Provided data:

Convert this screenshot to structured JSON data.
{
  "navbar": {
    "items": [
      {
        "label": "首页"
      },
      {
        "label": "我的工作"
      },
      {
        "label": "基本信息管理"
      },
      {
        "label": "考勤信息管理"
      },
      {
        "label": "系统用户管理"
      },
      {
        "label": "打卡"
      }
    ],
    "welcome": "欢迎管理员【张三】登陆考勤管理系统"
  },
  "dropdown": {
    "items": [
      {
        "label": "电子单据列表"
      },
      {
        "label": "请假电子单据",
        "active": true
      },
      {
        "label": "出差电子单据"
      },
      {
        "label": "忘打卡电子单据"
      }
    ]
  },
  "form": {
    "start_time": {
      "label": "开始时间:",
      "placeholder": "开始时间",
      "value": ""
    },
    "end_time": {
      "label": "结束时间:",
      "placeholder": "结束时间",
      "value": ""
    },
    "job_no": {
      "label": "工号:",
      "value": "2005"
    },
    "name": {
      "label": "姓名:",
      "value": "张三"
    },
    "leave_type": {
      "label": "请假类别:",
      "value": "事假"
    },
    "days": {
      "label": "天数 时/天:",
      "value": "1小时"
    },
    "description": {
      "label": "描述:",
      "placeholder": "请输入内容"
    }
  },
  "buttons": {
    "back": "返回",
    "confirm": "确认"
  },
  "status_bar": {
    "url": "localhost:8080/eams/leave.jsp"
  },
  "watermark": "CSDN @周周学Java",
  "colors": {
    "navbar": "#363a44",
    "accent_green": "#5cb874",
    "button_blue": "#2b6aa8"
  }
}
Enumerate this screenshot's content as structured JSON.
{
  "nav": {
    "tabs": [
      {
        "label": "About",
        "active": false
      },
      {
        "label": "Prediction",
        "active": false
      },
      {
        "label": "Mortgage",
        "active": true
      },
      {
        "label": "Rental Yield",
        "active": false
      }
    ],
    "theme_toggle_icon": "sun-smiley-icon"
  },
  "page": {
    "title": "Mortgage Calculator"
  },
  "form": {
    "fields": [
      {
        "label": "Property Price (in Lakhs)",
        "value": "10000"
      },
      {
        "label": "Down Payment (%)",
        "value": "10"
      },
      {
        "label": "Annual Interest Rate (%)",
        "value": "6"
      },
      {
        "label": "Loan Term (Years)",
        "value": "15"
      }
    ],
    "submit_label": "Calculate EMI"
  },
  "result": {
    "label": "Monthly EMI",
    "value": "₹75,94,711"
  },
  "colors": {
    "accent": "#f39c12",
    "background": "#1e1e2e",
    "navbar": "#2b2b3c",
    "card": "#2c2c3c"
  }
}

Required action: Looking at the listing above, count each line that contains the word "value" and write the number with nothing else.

Solved problem: 11